Yes, seeds can germinate in indirect sunlight as they primarily require warmth, moisture, and air to kickstart the germination process. However, direct sunlight can sometimes inhibit germination due to excessive heat or drying out the soil.
And now, in greater depth
Seeds are remarkable organisms that possess the potential for new life, but their germination process can vary depending on the conditions they are exposed to. One common question that arises is whether seeds can germinate in indirect sunlight. The answer is unequivocally yes. While direct sunlight is often associated with optimal growth and development for plants, seeds can still germinate in environments with indirect sunlight.
Seeds primarily require three key elements for successful germination: warmth, moisture, and air. Sunlight, particularly direct sunlight, can be an important factor for some seeds in triggering the growth process through the process of photomorphogenesis. This mechanism allows plants to sense light and regulate their growth and development accordingly. However, direct sunlight can sometimes have adverse effects on germination, such as excessive heat or drying out the soil, which can be detrimental to the delicate embryo within the seed.
Indirect sunlight, on the other hand, can also provide the necessary energy for germination. It may not be as intense as direct sunlight, but it still contains the essential spectrum of light that plants utilize for photosynthesis. In fact, some seeds are specifically adapted to germinate in shaded areas where direct sunlight is limited. For example, certain forest floor plants and shade-loving species have evolved to germinate and thrive in conditions with little exposure to direct sunlight.
As stated by the renowned botanist Luther Burbank, “Flowers always make people better, happier, and more helpful; they are sunshine, food, and medicine to the soul.” This quote highlights the importance of sunlight in the growth and well-being of plants, including the germination process of seeds.
Interesting facts about seed germination:
- While many seeds require light during germination, there are also numerous species that prefer darkness or complete absence of light.
- Seeds exhibit a remarkable capability called dormancy, which allows them to postpone germination until specific conditions are met, ensuring survival in unfavorable environments.

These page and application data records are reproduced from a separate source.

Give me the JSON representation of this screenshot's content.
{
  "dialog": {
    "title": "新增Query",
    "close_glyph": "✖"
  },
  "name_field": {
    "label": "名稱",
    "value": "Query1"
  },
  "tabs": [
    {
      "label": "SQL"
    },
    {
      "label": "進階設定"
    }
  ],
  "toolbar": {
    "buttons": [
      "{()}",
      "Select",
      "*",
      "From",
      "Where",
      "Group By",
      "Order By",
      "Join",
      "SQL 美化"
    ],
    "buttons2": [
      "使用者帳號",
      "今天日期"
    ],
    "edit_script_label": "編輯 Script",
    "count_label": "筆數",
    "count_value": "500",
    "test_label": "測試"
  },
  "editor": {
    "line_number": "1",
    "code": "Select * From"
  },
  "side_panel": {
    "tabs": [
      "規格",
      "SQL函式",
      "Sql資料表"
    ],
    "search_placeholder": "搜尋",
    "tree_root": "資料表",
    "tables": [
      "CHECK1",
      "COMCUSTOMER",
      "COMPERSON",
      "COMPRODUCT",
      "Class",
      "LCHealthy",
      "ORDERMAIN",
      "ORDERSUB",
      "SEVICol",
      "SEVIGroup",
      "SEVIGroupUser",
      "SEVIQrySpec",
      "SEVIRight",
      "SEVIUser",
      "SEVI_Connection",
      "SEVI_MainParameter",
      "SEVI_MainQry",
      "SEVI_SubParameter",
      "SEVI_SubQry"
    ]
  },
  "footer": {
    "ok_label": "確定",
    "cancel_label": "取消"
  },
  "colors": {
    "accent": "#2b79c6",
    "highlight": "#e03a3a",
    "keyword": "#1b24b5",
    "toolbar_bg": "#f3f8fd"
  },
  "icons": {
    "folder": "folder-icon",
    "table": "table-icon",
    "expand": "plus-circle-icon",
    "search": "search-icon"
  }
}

- The duration of seed germination varies greatly depending on the species. Some seeds may sprout within a few days, while others may take months or even years to germinate.
- Certain seeds, known as hydrophilic seeds, can only germinate when they come into contact with water. This unique adaptation ensures their germination occurs in moist environments, such as near bodies of water.
- Germination can be influenced by external factors including temperature, moisture, light, and even the presence of certain chemicals in the soil.
Overall, while direct sunlight can sometimes inhibit germination due to its intensity, seeds can indeed germinate in indirect sunlight. Their ability to adapt to different light conditions ensures their survival and successful growth. So, whether it’s the warmth of sunlight or the gentle embrace of indirect light, seeds have the remarkable ability to harness these energies and embark on their journey of new life.
|Factors affecting seed germination||Description|
|Light||Plays a role in triggering germination for some seeds|
|Temperature||Affects the rate and success of germination|
|Moisture||Essential for the activation of enzymes and embryo growth|
|Air||Required for respiration and metabolism in the seed|
|Seed dormancy||Mechanism that delays germination until conditions are met|
(Note: This table provides a brief overview of factors involved in seed germination and is not an exhaustive list.)
A video response to “Can seeds germinate in indirect sunlight?”
The video discusses how plants can thrive in artificial light since they primarily require photons, not sunlight, for photosynthesis. While sunlight offers a greater intensity and a broader range of wavelengths, artificial lights, especially LEDs, emit the necessary red and blue wavelengths for plant growth. LEDs are energy-efficient and can be utilized in compact growth chambers, benefiting individuals in urban areas or areas with limited sunlight. Nevertheless, it’s crucial to acknowledge that sunlight remains the optimal light source for plants, as excessive artificial light can have negative consequences.
See more answers I found
Germination is the process of a plant emerging from a seed or spore. Seeds are fertilized ovules that carry the plant embryo. Seeds do not need light or sun to germinate. In fact, most seeds grow better in the dark. Seeds need moisture, temperature, and oxygen to germinate. Some seeds may have special requirements, such as cold stratification or exposure to smoke or fire.
- The process through which a plant or other organism emerges from a seed or spore is referred to as germination.
Things that might help trigger germination include:
I am confident you will be intrigued
- Primula sinensis.